▶ _Component data from apps and pages_:
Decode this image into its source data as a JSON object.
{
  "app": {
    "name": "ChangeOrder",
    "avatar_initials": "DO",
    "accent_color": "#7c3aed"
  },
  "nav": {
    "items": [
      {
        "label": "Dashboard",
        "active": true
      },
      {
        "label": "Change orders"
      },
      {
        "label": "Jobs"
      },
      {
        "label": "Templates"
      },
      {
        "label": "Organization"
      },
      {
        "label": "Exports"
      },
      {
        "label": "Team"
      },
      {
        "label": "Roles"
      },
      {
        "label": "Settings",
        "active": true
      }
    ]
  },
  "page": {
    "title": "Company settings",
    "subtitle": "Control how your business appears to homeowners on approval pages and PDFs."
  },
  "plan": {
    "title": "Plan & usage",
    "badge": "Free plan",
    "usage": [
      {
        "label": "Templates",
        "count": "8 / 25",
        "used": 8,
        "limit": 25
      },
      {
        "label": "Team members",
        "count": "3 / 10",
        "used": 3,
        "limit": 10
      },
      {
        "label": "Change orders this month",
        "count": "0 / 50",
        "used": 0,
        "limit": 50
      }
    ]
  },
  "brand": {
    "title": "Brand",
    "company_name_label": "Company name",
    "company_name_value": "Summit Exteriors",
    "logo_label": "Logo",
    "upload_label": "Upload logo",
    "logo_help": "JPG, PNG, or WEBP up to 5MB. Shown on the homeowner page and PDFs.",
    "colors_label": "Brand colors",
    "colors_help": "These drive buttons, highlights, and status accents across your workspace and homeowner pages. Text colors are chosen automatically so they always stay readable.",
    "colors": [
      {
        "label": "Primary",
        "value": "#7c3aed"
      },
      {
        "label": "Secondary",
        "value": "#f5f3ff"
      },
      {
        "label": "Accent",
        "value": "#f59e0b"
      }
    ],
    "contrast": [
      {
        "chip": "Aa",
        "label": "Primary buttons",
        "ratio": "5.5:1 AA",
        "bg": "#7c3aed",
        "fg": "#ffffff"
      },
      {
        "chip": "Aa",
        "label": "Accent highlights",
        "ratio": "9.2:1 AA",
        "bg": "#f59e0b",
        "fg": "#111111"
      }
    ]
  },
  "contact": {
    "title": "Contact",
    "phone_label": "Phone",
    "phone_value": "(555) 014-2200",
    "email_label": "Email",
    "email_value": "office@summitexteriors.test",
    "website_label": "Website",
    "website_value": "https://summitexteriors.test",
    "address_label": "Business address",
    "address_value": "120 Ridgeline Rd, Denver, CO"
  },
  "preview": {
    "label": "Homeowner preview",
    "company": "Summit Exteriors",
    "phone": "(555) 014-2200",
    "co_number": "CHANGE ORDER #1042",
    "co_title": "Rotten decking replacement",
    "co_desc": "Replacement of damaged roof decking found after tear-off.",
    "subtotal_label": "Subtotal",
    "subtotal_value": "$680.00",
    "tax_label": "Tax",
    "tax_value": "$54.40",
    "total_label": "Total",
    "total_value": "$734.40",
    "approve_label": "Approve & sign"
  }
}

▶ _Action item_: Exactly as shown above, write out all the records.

▶ _Problem solution_:
Decode this image into its source data as a JSON object.
{
  "app": {
    "name": "ChangeOrder",
    "avatar_initials": "DO",
    "accent_color": "#7c3aed"
  },
  "nav": {
    "items": [
      {
        "label": "Dashboard",
        "active": true
      },
      {
        "label": "Change orders"
      },
      {
        "label": "Jobs"
      },
      {
        "label": "Templates"
      },
      {
        "label": "Organization"
      },
      {
        "label": "Exports"
      },
      {
        "label": "Team"
      },
      {
        "label": "Roles"
      },
      {
        "label": "Settings",
        "active": true
      }
    ]
  },
  "page": {
    "title": "Company settings",
    "subtitle": "Control how your business appears to homeowners on approval pages and PDFs."
  },
  "plan": {
    "title": "Plan & usage",
    "badge": "Free plan",
    "usage": [
      {
        "label": "Templates",
        "count": "8 / 25",
        "used": 8,
        "limit": 25
      },
      {
        "label": "Team members",
        "count": "3 / 10",
        "used": 3,
        "limit": 10
      },
      {
        "label": "Change orders this month",
        "count": "0 / 50",
        "used": 0,
        "limit": 50
      }
    ]
  },
  "brand": {
    "title": "Brand",
    "company_name_label": "Company name",
    "company_name_value": "Summit Exteriors",
    "logo_label": "Logo",
    "upload_label": "Upload logo",
    "logo_help": "JPG, PNG, or WEBP up to 5MB. Shown on the homeowner page and PDFs.",
    "colors_label": "Brand colors",
    "colors_help": "These drive buttons, highlights, and status accents across your workspace and homeowner pages. Text colors are chosen automatically so they always stay readable.",
    "colors": [
      {
        "label": "Primary",
        "value": "#7c3aed"
      },
      {
        "label": "Secondary",
        "value": "#f5f3ff"
      },
      {
        "label": "Accent",
        "value": "#f59e0b"
      }
    ],
    "contrast": [
      {
        "chip": "Aa",
        "label": "Primary buttons",
        "ratio": "5.5:1 AA",
        "bg": "#7c3aed",
        "fg": "#ffffff"
      },
      {
        "chip": "Aa",
        "label": "Accent highlights",
        "ratio": "9.2:1 AA",
        "bg": "#f59e0b",
        "fg": "#111111"
      }
    ]
  },
  "contact": {
    "title": "Contact",
    "phone_label": "Phone",
    "phone_value": "(555) 014-2200",
    "email_label": "Email",
    "email_value": "office@summitexteriors.test",
    "website_label": "Website",
    "website_value": "https://summitexteriors.test",
    "address_label": "Business address",
    "address_value": "120 Ridgeline Rd, Denver, CO"
  },
  "preview": {
    "label": "Homeowner preview",
    "company": "Summit Exteriors",
    "phone": "(555) 014-2200",
    "co_number": "CHANGE ORDER #1042",
    "co_title": "Rotten decking replacement",
    "co_desc": "Replacement of damaged roof decking found after tear-off.",
    "subtotal_label": "Subtotal",
    "subtotal_value": "$680.00",
    "tax_label": "Tax",
    "tax_value": "$54.40",
    "total_label": "Total",
    "total_value": "$734.40",
    "approve_label": "Approve & sign"
  }
}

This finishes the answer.